*** Opening Data for the task ***

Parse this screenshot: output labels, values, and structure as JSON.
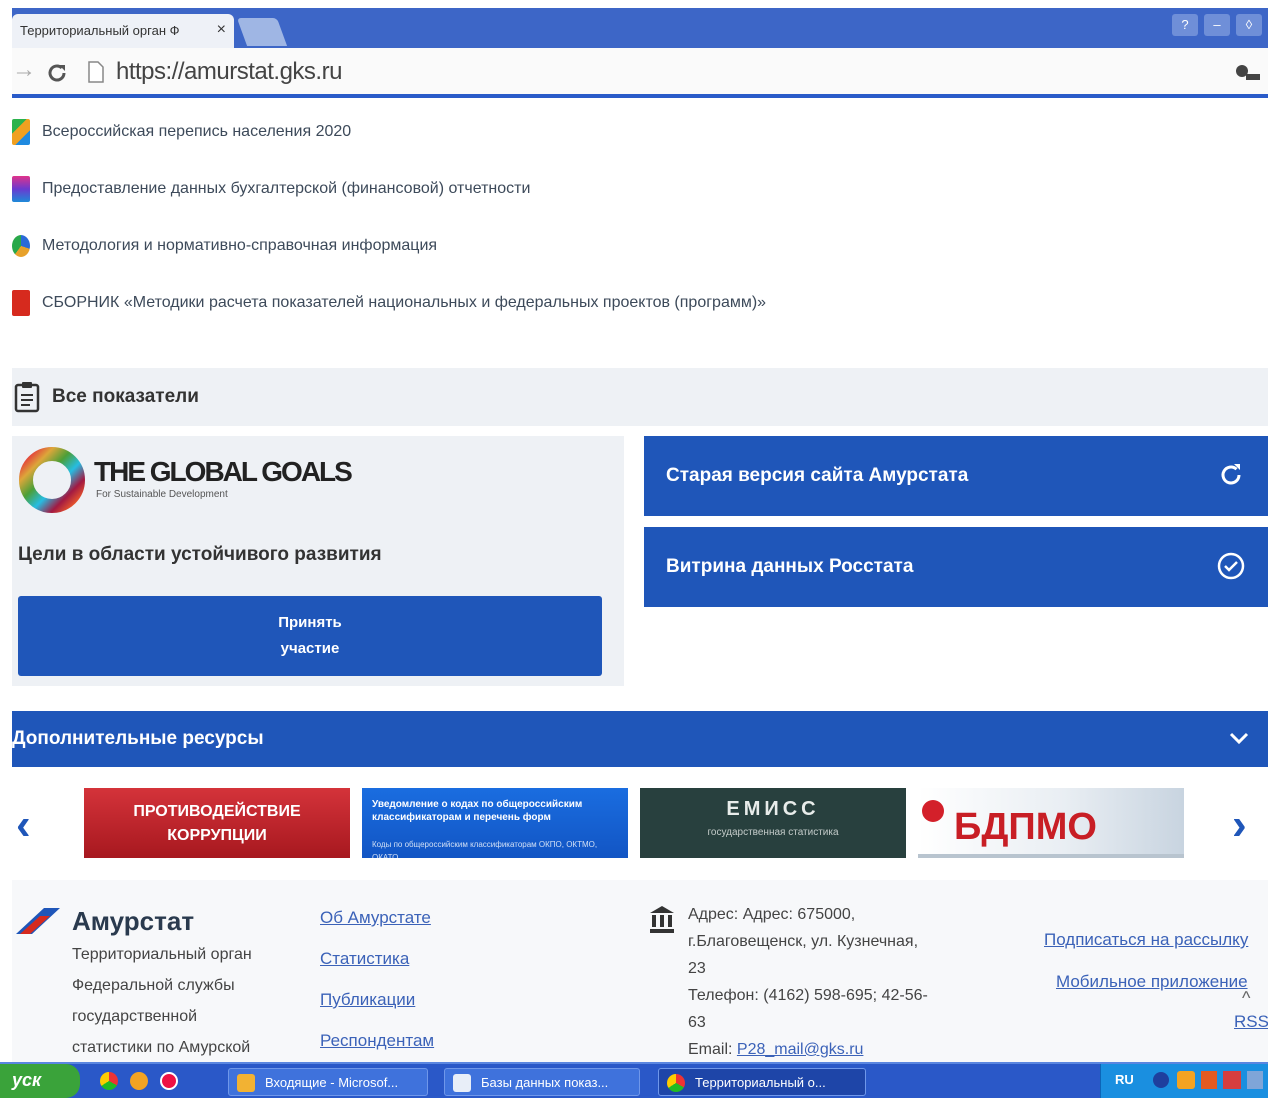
{
  "browser": {
    "tab_title": "Территориальный орган Ф",
    "tab_close": "×",
    "url": "https://amurstat.gks.ru",
    "window_controls": [
      "?",
      "–",
      "◊"
    ]
  },
  "links": [
    {
      "label": "Всероссийская перепись населения 2020",
      "icon": "census-icon"
    },
    {
      "label": "Предоставление данных бухгалтерской (финансовой) отчетности",
      "icon": "reporting-icon"
    },
    {
      "label": "Методология и нормативно-справочная информация",
      "icon": "methodology-icon"
    },
    {
      "label": "СБОРНИК «Методики расчета показателей национальных и федеральных проектов (программ)»",
      "icon": "collection-icon"
    }
  ],
  "all_indicators": {
    "label": "Все показатели",
    "icon": "clipboard-icon"
  },
  "global_goals": {
    "logo_title": "THE GLOBAL GOALS",
    "logo_subtitle": "For Sustainable Development",
    "description": "Цели в области устойчивого развития",
    "button_label": "Принять\nучастие"
  },
  "side_buttons": [
    {
      "label": "Старая версия сайта Амурстата",
      "icon": "refresh-icon"
    },
    {
      "label": "Витрина данных Росстата",
      "icon": "check-circle-icon"
    }
  ],
  "resources": {
    "label": "Дополнительные ресурсы",
    "toggle_icon": "chevron-down-icon",
    "prev": "‹",
    "next": "›",
    "banners": [
      {
        "line1": "ПРОТИВОДЕЙСТВИЕ",
        "line2": "КОРРУПЦИИ"
      },
      {
        "line1": "Уведомление о кодах по общероссийским",
        "line2": "классификаторам и перечень форм",
        "line3": "Коды по общероссийским классификаторам ОКПО, ОКТМО, ОКАТО"
      },
      {
        "line1": "ЕМИСС",
        "line2": "государственная статистика"
      },
      {
        "line1": "БДПМО"
      }
    ]
  },
  "footer": {
    "brand": "Амурстат",
    "brand_desc": [
      "Территориальный орган",
      "Федеральной службы",
      "государственной",
      "статистики по Амурской"
    ],
    "nav": [
      "Об Амурстате",
      "Статистика",
      "Публикации",
      "Респондентам"
    ],
    "address_lines": [
      "Адрес: Адрес: 675000,",
      "г.Благовещенск, ул. Кузнечная,",
      "23",
      "Телефон: (4162) 598-695; 42-56-",
      "63"
    ],
    "email_label": "Email: ",
    "email": "P28_mail@gks.ru",
    "subscribe": "Подписаться на рассылку",
    "mobile": "Мобильное приложение",
    "rss": "RSS",
    "up": "^"
  },
  "taskbar": {
    "start": "уск",
    "tasks": [
      "Входящие - Microsof...",
      "Базы данных показ...",
      "Территориальный о..."
    ],
    "lang": "RU"
  }
}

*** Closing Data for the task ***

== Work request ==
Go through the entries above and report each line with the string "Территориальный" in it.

== Solution for this problem ==
    "tab_title": "Территориальный орган Ф",
      "Территориальный орган",
      "Территориальный о..."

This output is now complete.